While it was the nation’s highest court that granted marriage equality to LGBTQ Americans two years ago, the news out of Washington these days isn’t so rosy. With social conservatives like Mike Pence and Jeff Sessions in top roles, many LGBTQ funders continued the fight in places away from the capital. In fact, well before Trump’s election threw up obstacles to gains at the federal level, these funders were focusing new attention and resources at the state and local level, especially in conservative parts of the country where discrimination against LGBTQ people is both legal and common. This push has been helped along by new funders who’ve arrived on the scene with a local focus, including community foundations. Most notably, there’s been a rising tempo of funding and activity in the South, an area long overlooked by national foundations.

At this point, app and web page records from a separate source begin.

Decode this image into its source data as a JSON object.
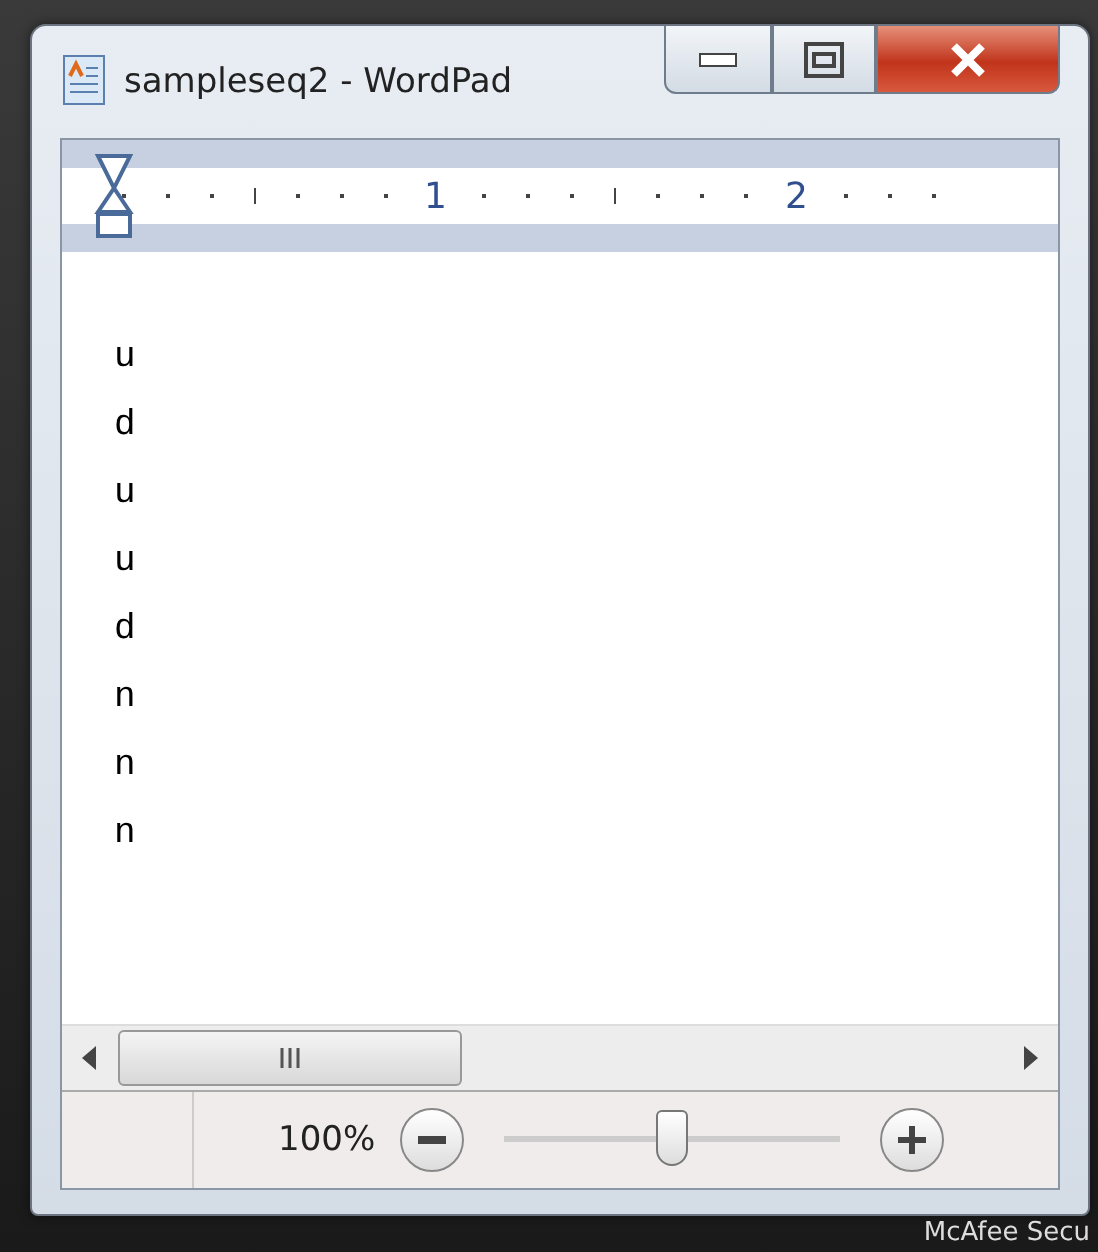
{
  "window": {
    "title": "sampleseq2 - WordPad"
  },
  "ruler": {
    "labels": [
      "1",
      "2"
    ]
  },
  "document": {
    "lines": [
      "u",
      "d",
      "u",
      "u",
      "d",
      "n",
      "n",
      "n"
    ]
  },
  "status_bar": {
    "zoom": "100%",
    "zoom_slider": {
      "level": 0.5
    }
  },
  "desktop": {
    "taskbar_item": "McAfee Secu"
  }
}
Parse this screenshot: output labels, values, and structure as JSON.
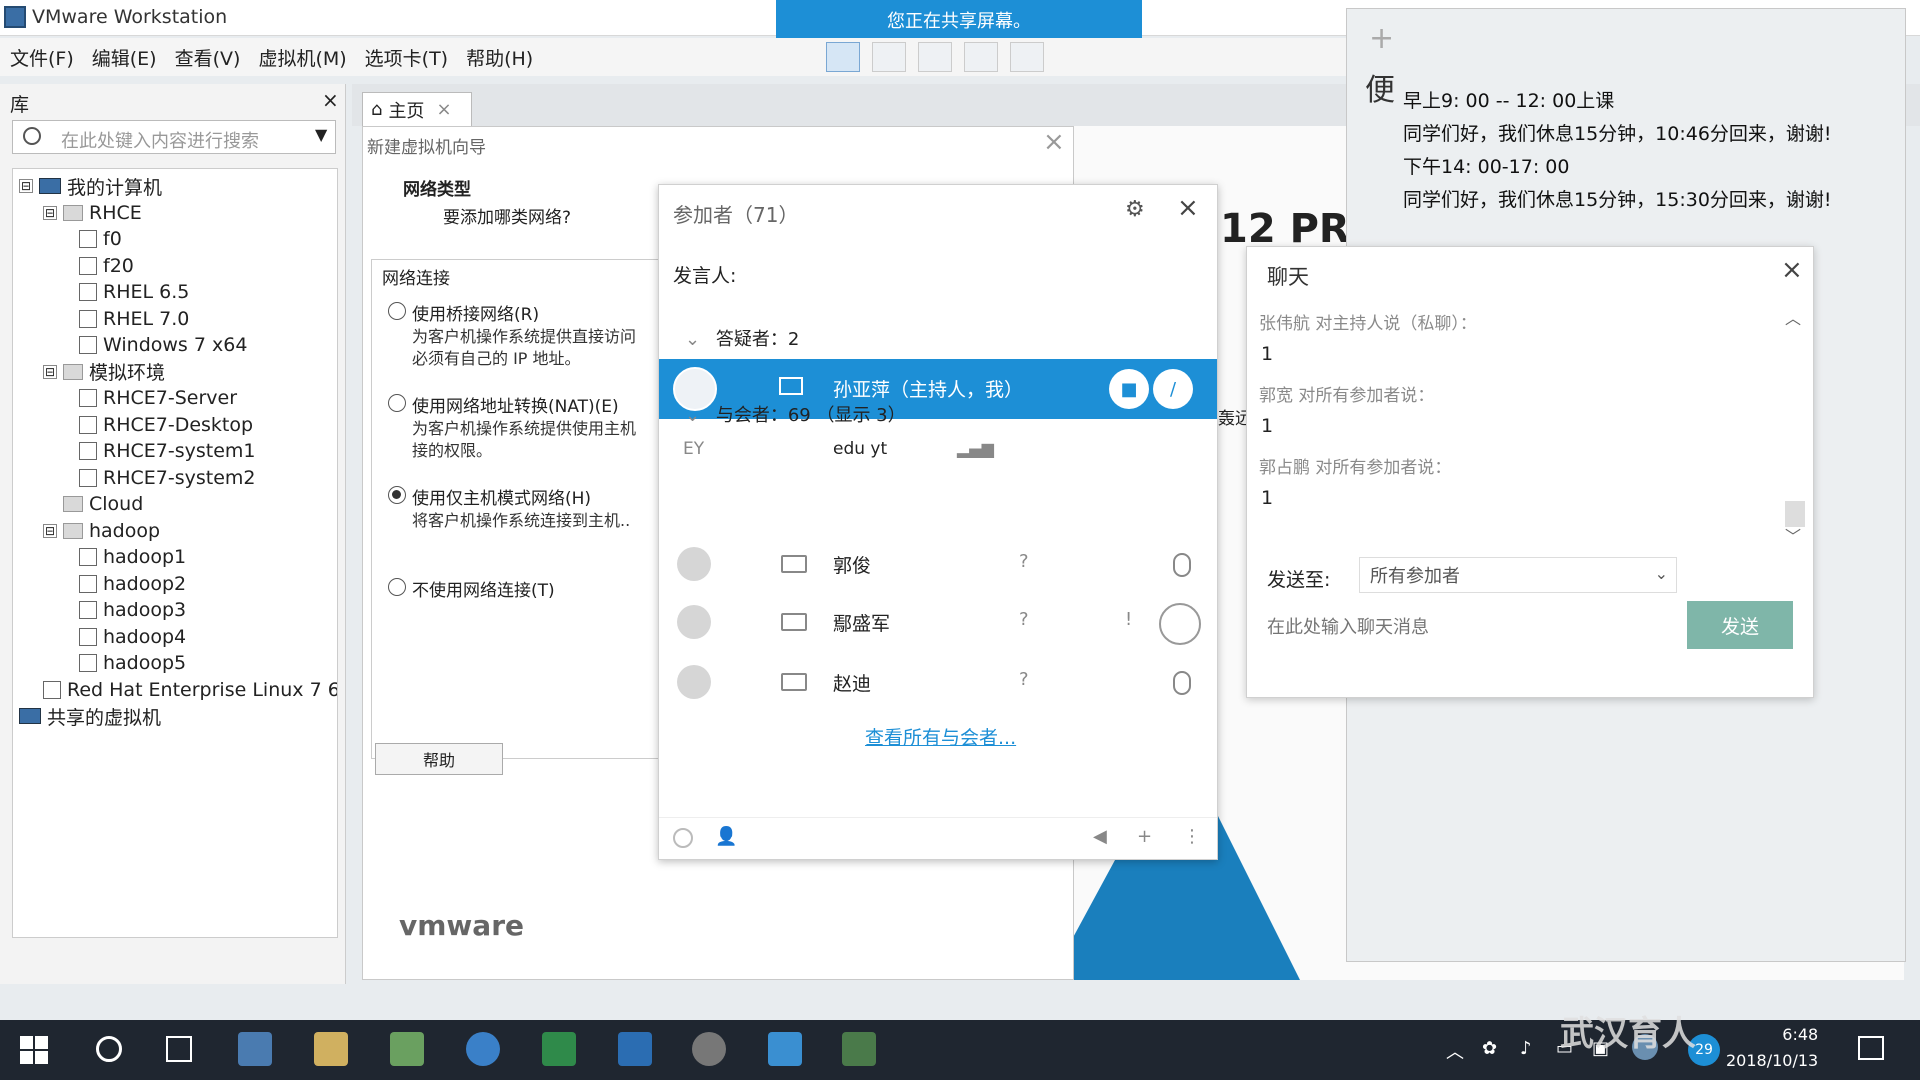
{
  "window": {
    "title": "VMware Workstation"
  },
  "share_banner": "您正在共享屏幕。",
  "menu": [
    "文件(F)",
    "编辑(E)",
    "查看(V)",
    "虚拟机(M)",
    "选项卡(T)",
    "帮助(H)"
  ],
  "library": {
    "title": "库",
    "close": "×",
    "search_placeholder": "在此处键入内容进行搜索",
    "tree": [
      {
        "label": "我的计算机",
        "level": 0,
        "kind": "pc",
        "toggle": "⊟"
      },
      {
        "label": "RHCE",
        "level": 1,
        "kind": "folder",
        "toggle": "⊟"
      },
      {
        "label": "f0",
        "level": 2,
        "kind": "vm"
      },
      {
        "label": "f20",
        "level": 2,
        "kind": "vm"
      },
      {
        "label": "RHEL 6.5",
        "level": 2,
        "kind": "vm"
      },
      {
        "label": "RHEL 7.0",
        "level": 2,
        "kind": "vm"
      },
      {
        "label": "Windows 7 x64",
        "level": 2,
        "kind": "vm"
      },
      {
        "label": "模拟环境",
        "level": 1,
        "kind": "folder",
        "toggle": "⊟"
      },
      {
        "label": "RHCE7-Server",
        "level": 2,
        "kind": "vm"
      },
      {
        "label": "RHCE7-Desktop",
        "level": 2,
        "kind": "vm"
      },
      {
        "label": "RHCE7-system1",
        "level": 2,
        "kind": "vm"
      },
      {
        "label": "RHCE7-system2",
        "level": 2,
        "kind": "vm"
      },
      {
        "label": "Cloud",
        "level": 1,
        "kind": "folder"
      },
      {
        "label": "hadoop",
        "level": 1,
        "kind": "folder",
        "toggle": "⊟"
      },
      {
        "label": "hadoop1",
        "level": 2,
        "kind": "vm"
      },
      {
        "label": "hadoop2",
        "level": 2,
        "kind": "vm"
      },
      {
        "label": "hadoop3",
        "level": 2,
        "kind": "vm"
      },
      {
        "label": "hadoop4",
        "level": 2,
        "kind": "vm"
      },
      {
        "label": "hadoop5",
        "level": 2,
        "kind": "vm"
      },
      {
        "label": "Red Hat Enterprise Linux 7 6",
        "level": 1,
        "kind": "vm"
      },
      {
        "label": "共享的虚拟机",
        "level": 0,
        "kind": "pc"
      }
    ]
  },
  "tabs": {
    "home": "主页",
    "close": "×"
  },
  "wizard": {
    "title": "新建虚拟机向导",
    "section_title": "网络类型",
    "section_sub": "要添加哪类网络?",
    "group_legend": "网络连接",
    "options": [
      {
        "label": "使用桥接网络(R)",
        "desc": "为客户机操作系统提供直接访问外部以太网络的权限。客户机在外部网络上必须有自己的 IP 地址。",
        "desc_shown": "为客户机操作系统提供直接访问\n必须有自己的 IP 地址。",
        "checked": false
      },
      {
        "label": "使用网络地址转换(NAT)(E)",
        "desc_shown": "为客户机操作系统提供使用主机\n接的权限。",
        "checked": false
      },
      {
        "label": "使用仅主机模式网络(H)",
        "desc_shown": "将客户机操作系统连接到主机..",
        "checked": true
      },
      {
        "label": "不使用网络连接(T)",
        "desc_shown": "",
        "checked": false
      }
    ],
    "help_button": "帮助",
    "logo": "vmware"
  },
  "participants": {
    "title": "参加者（71）",
    "speaker_label": "发言人:",
    "questioners": "答疑者：2",
    "host_name": "孙亚萍（主持人，我）",
    "ey_initials": "EY",
    "ey_name": "edu yt",
    "attendees": "与会者：69 （显示 3）",
    "rows": [
      {
        "name": "郭俊",
        "q": "?"
      },
      {
        "name": "鄢盛军",
        "q": "?"
      },
      {
        "name": "赵迪",
        "q": "?"
      }
    ],
    "see_all": "查看所有与会者...",
    "accent": "#1d8fd6"
  },
  "notes": {
    "header": "便",
    "lines": [
      "早上9: 00 -- 12: 00上课",
      "同学们好，我们休息15分钟，10:46分回来，谢谢!",
      "下午14: 00-17: 00",
      "同学们好，我们休息15分钟，15:30分回来，谢谢!"
    ]
  },
  "background": {
    "big_text": "12 PR",
    "side_text": "轰远"
  },
  "chat": {
    "title": "聊天",
    "messages": [
      {
        "header": "张伟航 对主持人说（私聊）：",
        "body": "1"
      },
      {
        "header": "郭宽 对所有参加者说：",
        "body": "1"
      },
      {
        "header": "郭占鹏 对所有参加者说：",
        "body": "1"
      }
    ],
    "send_to_label": "发送至:",
    "send_to_value": "所有参加者",
    "input_placeholder": "在此处输入聊天消息",
    "send_button": "发送",
    "send_color": "#7fb6a9"
  },
  "taskbar": {
    "time": "6:48",
    "date": "2018/10/13",
    "badge": "29",
    "watermark": "武汉育人"
  }
}
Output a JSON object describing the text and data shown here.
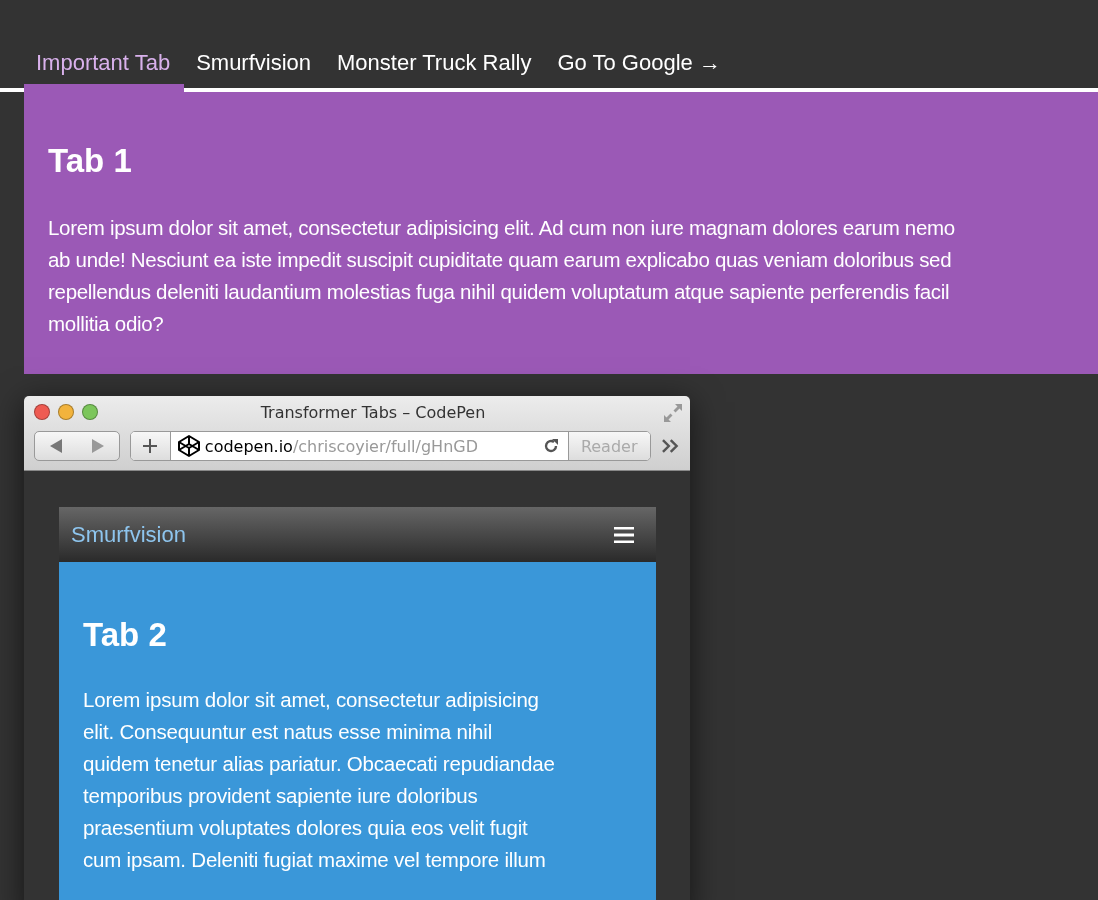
{
  "tabs": [
    {
      "label": "Important Tab",
      "selected": true
    },
    {
      "label": "Smurfvision",
      "selected": false
    },
    {
      "label": "Monster Truck Rally",
      "selected": false
    },
    {
      "label": "Go To Google →",
      "selected": false
    }
  ],
  "panel": {
    "heading": "Tab 1",
    "text": "Lorem ipsum dolor sit amet, consectetur adipisicing elit. Ad cum non iure magnam dolores earum nemo\nab unde! Nesciunt ea iste impedit suscipit cupiditate quam earum explicabo quas veniam doloribus sed\nrepellendus deleniti laudantium molestias fuga nihil quidem voluptatum atque sapiente perferendis facil\nmollitia odio?"
  },
  "browser": {
    "title": "Transformer Tabs – CodePen",
    "url_domain": "codepen.io",
    "url_path": "/chriscoyier/full/gHnGD",
    "reader": "Reader",
    "page": {
      "menu_label": "Smurfvision",
      "heading": "Tab 2",
      "text": "Lorem ipsum dolor sit amet, consectetur adipisicing\nelit. Consequuntur est natus esse minima nihil\nquidem tenetur alias pariatur. Obcaecati repudiandae\ntemporibus provident sapiente iure doloribus\npraesentium voluptates dolores quia eos velit fugit\ncum ipsam. Deleniti fugiat maxime vel tempore illum"
    }
  }
}
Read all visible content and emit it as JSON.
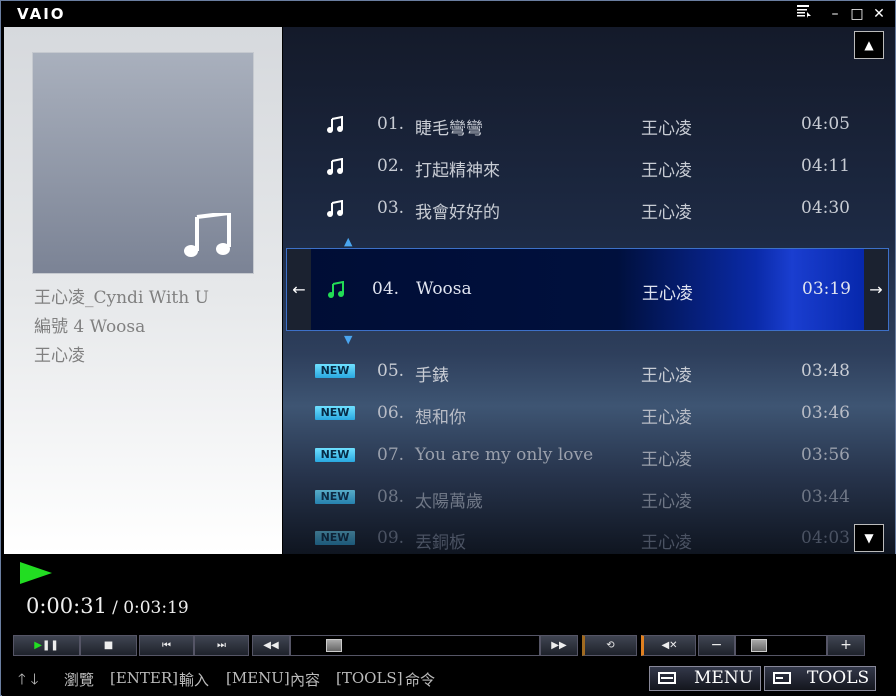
{
  "app": {
    "logo": "VAIO"
  },
  "titlebar": {
    "menu_icon": "⊞",
    "minimize": "–",
    "maximize": "□",
    "close": "✕"
  },
  "album": {
    "line1": "王心凌_Cyndi With U",
    "line2": "編號 4 Woosa",
    "line3": "王心凌"
  },
  "playlist": [
    {
      "num": "01.",
      "title": "睫毛彎彎",
      "artist": "王心凌",
      "dur": "04:05",
      "badge": ""
    },
    {
      "num": "02.",
      "title": "打起精神來",
      "artist": "王心凌",
      "dur": "04:11",
      "badge": ""
    },
    {
      "num": "03.",
      "title": "我會好好的",
      "artist": "王心凌",
      "dur": "04:30",
      "badge": ""
    },
    {
      "num": "04.",
      "title": "Woosa",
      "artist": "王心凌",
      "dur": "03:19",
      "badge": ""
    },
    {
      "num": "05.",
      "title": "手錶",
      "artist": "王心凌",
      "dur": "03:48",
      "badge": "NEW"
    },
    {
      "num": "06.",
      "title": "想和你",
      "artist": "王心凌",
      "dur": "03:46",
      "badge": "NEW"
    },
    {
      "num": "07.",
      "title": "You are my only love",
      "artist": "王心凌",
      "dur": "03:56",
      "badge": "NEW"
    },
    {
      "num": "08.",
      "title": "太陽萬歲",
      "artist": "王心凌",
      "dur": "03:44",
      "badge": "NEW"
    },
    {
      "num": "09.",
      "title": "丟銅板",
      "artist": "王心凌",
      "dur": "04:03",
      "badge": "NEW"
    }
  ],
  "player": {
    "elapsed": "0:00:31",
    "total": "/ 0:03:19"
  },
  "help": {
    "browse": "瀏覽",
    "enter_key": "[ENTER]",
    "enter_label": "輸入",
    "menu_key": "[MENU]",
    "menu_label": "內容",
    "tools_key": "[TOOLS]",
    "tools_label": "命令"
  },
  "buttons": {
    "menu": "MENU",
    "tools": "TOOLS"
  },
  "colors": {
    "accent_green": "#22dd22",
    "new_badge": "#4fc8f0",
    "selection": "#0a2aa8"
  }
}
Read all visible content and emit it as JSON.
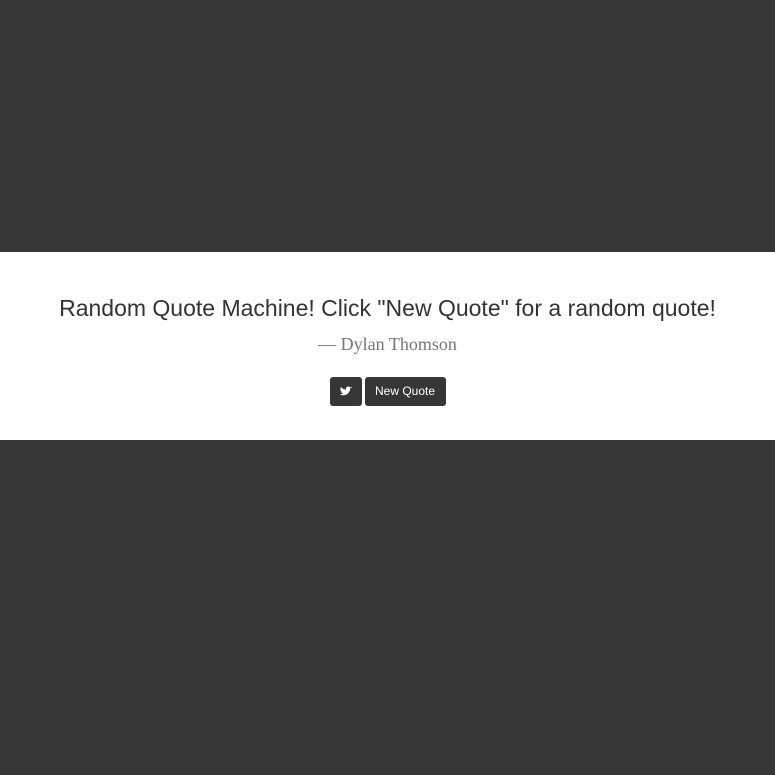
{
  "quote": {
    "text": "Random Quote Machine! Click \"New Quote\" for a random quote!",
    "author": "— Dylan Thomson"
  },
  "buttons": {
    "tweet_icon": "twitter-icon",
    "new_quote_label": "New Quote"
  },
  "colors": {
    "background": "#363636",
    "panel": "#ffffff",
    "button": "#363636",
    "quote_text": "#333333",
    "author_text": "#777777"
  }
}
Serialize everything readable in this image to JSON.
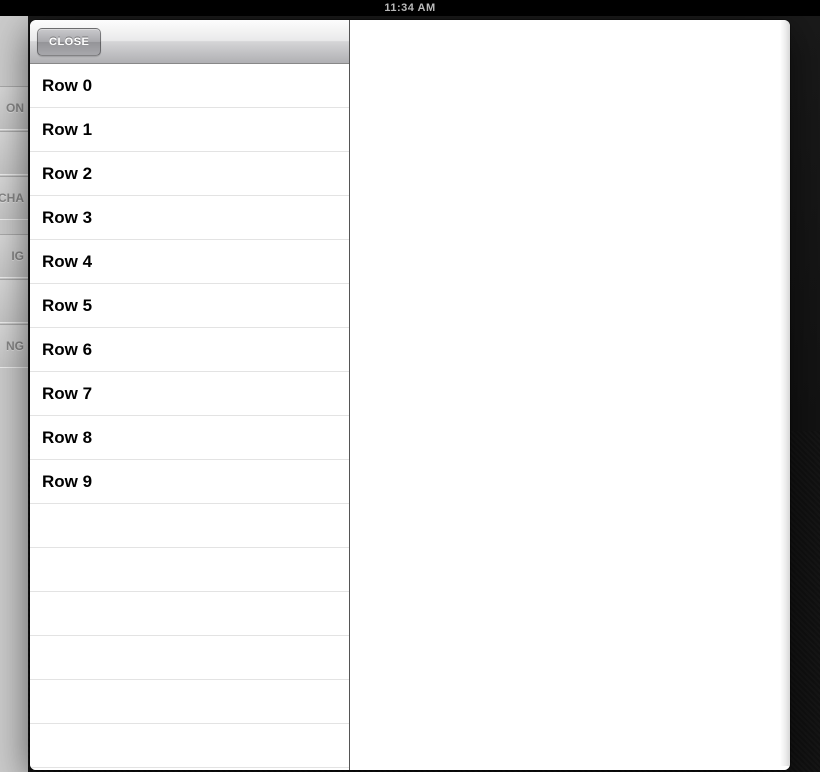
{
  "status": {
    "time": "11:34 AM"
  },
  "background_panel": {
    "items": [
      "ON",
      "",
      "CHA",
      "IG",
      "",
      "NG"
    ]
  },
  "modal": {
    "close_label": "CLOSE",
    "rows": [
      {
        "label": "Row 0"
      },
      {
        "label": "Row 1"
      },
      {
        "label": "Row 2"
      },
      {
        "label": "Row 3"
      },
      {
        "label": "Row 4"
      },
      {
        "label": "Row 5"
      },
      {
        "label": "Row 6"
      },
      {
        "label": "Row 7"
      },
      {
        "label": "Row 8"
      },
      {
        "label": "Row 9"
      }
    ],
    "blank_row_count": 6
  }
}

For the David Bohnett Foundation, one way to ensure a future of LGBTQ equality is to build direct representation in the halls of power, and not just in D.C. There aren’t many LGBTQ elected officials—the foundation pegs the total at 0.1 percent nationwide. The Bohnett Foundation—fueled by the wealth of a tech entrepreneur-turned-philanthropist whom we’ve written about often—sees improving those numbers as a path toward policy victories.
Read the full article on Inside Philanthropy.